WHAT YOU ARE ASKED TO DO: Examine each line of the listing below. Copy those in which the string "number" appears.

INPUT DATA:
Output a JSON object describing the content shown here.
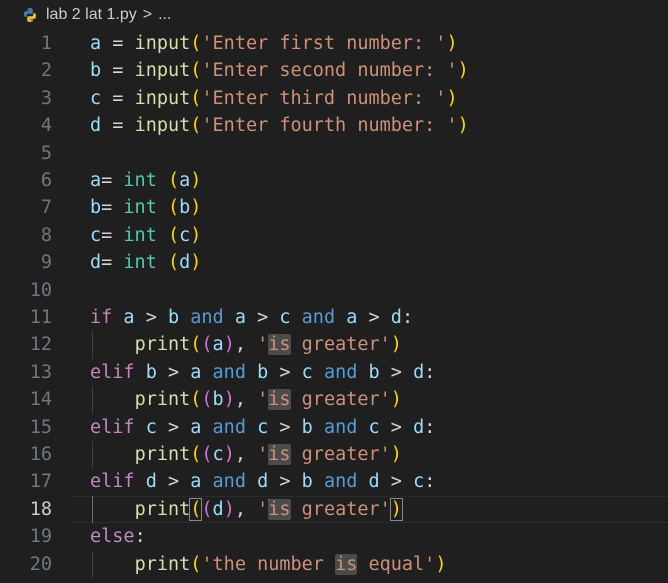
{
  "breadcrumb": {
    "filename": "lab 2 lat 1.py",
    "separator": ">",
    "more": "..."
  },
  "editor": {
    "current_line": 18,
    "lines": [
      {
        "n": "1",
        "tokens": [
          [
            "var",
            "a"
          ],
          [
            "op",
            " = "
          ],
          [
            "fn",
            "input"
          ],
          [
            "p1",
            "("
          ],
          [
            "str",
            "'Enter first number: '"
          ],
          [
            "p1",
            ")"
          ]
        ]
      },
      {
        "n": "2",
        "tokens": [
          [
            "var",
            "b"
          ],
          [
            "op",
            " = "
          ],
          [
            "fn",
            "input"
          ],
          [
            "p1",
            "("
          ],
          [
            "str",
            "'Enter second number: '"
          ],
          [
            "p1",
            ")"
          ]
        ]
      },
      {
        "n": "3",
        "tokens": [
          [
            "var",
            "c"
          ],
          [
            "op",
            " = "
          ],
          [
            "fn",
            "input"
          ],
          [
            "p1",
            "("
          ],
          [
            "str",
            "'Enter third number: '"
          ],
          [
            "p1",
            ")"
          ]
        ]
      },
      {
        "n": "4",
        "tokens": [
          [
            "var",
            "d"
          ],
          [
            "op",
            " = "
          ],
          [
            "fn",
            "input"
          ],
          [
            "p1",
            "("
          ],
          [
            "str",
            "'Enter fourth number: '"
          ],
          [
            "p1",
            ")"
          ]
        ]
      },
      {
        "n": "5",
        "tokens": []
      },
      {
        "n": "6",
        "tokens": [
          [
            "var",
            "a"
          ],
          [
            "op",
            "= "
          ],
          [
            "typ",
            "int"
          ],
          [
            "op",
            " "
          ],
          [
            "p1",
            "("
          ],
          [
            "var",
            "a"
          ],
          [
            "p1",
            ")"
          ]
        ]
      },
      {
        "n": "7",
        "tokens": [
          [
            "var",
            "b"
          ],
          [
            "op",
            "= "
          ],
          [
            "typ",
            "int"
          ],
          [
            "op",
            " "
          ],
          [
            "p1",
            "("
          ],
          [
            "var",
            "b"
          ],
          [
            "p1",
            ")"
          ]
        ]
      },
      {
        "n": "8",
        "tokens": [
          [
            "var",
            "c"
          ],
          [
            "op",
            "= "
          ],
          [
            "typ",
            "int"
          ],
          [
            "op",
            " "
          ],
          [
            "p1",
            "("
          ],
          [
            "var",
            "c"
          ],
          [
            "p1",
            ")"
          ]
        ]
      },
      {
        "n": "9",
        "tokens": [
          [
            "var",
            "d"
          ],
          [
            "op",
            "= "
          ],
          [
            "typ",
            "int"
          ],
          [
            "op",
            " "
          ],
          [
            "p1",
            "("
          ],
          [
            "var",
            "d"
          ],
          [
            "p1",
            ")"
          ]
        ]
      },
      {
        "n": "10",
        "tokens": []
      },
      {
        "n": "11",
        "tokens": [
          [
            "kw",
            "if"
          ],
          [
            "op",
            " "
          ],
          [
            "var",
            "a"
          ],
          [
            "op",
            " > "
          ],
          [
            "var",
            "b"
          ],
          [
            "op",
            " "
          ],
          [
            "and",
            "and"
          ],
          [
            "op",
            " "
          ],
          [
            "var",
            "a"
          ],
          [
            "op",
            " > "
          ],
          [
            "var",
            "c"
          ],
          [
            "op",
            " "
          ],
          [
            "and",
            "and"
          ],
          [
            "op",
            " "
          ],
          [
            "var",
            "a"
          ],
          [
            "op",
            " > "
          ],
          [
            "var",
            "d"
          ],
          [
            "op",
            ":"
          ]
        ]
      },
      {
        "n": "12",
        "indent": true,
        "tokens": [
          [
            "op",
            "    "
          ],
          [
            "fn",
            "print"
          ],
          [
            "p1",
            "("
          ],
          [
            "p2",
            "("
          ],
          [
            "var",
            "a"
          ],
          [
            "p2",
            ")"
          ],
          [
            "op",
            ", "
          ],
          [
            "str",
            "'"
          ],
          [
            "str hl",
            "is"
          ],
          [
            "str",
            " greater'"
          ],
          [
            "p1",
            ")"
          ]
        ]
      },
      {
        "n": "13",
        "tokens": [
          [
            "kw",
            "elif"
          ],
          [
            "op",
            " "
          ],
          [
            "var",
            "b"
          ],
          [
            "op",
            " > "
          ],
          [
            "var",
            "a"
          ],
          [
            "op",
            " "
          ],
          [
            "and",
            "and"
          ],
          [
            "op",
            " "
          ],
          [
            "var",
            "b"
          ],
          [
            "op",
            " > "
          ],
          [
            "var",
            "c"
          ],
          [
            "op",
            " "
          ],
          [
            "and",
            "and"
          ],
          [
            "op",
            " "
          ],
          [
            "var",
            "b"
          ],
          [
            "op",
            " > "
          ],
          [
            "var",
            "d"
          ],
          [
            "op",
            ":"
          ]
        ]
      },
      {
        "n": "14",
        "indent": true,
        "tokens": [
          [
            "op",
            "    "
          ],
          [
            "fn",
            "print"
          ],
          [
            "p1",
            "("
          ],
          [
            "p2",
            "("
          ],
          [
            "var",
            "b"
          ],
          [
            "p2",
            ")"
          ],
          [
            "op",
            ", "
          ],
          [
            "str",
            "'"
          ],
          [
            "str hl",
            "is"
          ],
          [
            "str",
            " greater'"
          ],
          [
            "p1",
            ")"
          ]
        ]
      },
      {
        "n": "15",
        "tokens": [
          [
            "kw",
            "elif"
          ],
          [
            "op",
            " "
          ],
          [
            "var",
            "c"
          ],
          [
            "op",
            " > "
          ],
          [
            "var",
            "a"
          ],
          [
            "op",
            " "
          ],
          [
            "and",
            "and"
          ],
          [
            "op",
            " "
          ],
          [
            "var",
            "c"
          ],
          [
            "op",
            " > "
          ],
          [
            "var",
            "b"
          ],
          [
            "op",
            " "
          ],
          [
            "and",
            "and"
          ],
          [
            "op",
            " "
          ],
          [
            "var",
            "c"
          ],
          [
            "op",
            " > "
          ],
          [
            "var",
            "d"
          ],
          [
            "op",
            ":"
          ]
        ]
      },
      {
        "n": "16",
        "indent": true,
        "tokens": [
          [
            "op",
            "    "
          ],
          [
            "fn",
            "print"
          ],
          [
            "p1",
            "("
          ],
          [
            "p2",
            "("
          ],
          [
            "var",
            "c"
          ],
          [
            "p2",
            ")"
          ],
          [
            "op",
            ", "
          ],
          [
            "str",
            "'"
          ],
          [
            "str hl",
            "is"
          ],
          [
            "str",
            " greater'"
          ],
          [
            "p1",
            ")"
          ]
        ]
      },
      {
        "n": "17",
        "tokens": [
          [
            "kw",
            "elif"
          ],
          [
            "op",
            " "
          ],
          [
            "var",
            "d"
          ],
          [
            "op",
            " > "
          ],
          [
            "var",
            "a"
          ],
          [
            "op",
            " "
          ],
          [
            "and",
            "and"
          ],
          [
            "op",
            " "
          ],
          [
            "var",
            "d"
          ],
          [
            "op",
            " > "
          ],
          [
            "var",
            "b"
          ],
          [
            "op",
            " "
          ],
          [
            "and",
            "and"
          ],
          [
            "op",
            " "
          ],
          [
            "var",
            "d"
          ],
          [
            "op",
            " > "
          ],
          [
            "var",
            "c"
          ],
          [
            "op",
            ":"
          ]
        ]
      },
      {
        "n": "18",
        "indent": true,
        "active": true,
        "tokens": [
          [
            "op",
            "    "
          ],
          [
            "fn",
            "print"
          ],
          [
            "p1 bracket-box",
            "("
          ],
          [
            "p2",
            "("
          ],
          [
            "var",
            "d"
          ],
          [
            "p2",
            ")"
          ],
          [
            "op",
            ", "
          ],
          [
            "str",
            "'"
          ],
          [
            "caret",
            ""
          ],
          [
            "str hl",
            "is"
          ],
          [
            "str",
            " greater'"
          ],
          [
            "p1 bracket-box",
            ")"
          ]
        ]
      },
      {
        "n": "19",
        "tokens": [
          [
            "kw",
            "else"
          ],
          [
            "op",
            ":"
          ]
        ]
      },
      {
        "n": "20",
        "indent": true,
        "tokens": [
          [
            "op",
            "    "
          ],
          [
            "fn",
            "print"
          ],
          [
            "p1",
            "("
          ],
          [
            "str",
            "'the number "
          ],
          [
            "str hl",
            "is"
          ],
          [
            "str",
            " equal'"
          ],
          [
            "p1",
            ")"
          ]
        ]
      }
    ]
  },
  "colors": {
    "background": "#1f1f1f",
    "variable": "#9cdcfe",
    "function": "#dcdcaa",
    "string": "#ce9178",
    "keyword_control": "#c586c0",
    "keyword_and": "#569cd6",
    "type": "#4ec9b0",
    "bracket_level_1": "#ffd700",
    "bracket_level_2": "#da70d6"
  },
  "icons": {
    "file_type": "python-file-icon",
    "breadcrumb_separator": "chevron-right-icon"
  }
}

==

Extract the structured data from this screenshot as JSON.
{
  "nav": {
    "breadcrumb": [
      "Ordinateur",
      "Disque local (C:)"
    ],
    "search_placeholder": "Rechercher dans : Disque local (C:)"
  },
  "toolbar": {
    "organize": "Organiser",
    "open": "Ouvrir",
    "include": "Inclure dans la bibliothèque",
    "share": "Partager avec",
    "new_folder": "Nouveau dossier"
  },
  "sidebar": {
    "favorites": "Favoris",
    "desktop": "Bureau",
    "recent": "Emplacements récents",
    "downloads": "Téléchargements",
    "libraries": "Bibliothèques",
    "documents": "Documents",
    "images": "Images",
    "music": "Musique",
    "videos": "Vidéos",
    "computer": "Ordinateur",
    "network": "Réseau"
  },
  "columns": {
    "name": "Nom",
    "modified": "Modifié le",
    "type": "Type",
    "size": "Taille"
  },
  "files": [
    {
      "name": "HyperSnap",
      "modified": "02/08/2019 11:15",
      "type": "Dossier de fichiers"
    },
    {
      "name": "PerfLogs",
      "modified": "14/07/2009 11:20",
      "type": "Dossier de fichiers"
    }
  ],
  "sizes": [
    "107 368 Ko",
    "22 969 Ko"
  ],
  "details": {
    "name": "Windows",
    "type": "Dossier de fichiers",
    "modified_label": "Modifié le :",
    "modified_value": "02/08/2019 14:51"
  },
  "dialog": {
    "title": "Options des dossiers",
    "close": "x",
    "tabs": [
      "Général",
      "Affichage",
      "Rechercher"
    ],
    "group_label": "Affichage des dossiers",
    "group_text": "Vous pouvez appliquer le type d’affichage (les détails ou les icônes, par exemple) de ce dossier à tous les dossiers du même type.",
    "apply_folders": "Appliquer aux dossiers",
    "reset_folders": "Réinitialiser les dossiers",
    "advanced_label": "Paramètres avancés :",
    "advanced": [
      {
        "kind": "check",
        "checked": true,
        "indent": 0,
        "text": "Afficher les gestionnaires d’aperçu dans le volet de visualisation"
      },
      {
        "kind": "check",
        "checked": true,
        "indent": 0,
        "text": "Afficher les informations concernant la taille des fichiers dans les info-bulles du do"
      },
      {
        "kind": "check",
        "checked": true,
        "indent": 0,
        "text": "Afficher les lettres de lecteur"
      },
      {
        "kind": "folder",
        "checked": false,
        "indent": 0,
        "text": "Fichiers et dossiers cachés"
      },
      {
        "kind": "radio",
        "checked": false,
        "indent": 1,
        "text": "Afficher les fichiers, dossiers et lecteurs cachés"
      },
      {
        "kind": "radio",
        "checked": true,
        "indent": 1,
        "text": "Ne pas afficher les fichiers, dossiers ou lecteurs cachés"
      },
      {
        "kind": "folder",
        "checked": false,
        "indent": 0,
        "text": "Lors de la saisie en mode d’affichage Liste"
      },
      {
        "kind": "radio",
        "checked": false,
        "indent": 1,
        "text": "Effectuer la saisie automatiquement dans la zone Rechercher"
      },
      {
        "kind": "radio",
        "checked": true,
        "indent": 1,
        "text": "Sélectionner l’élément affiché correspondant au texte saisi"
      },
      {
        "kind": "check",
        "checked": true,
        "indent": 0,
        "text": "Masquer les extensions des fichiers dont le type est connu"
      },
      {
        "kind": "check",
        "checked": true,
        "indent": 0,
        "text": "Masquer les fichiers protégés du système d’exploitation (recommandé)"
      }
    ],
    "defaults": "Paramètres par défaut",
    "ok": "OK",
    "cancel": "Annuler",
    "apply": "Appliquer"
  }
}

COMPLETED EXERCISE:
            "'Enter first number: '"
            "'Enter second number: '"
            "'Enter third number: '"
            "'Enter fourth number: '"
            "'the number "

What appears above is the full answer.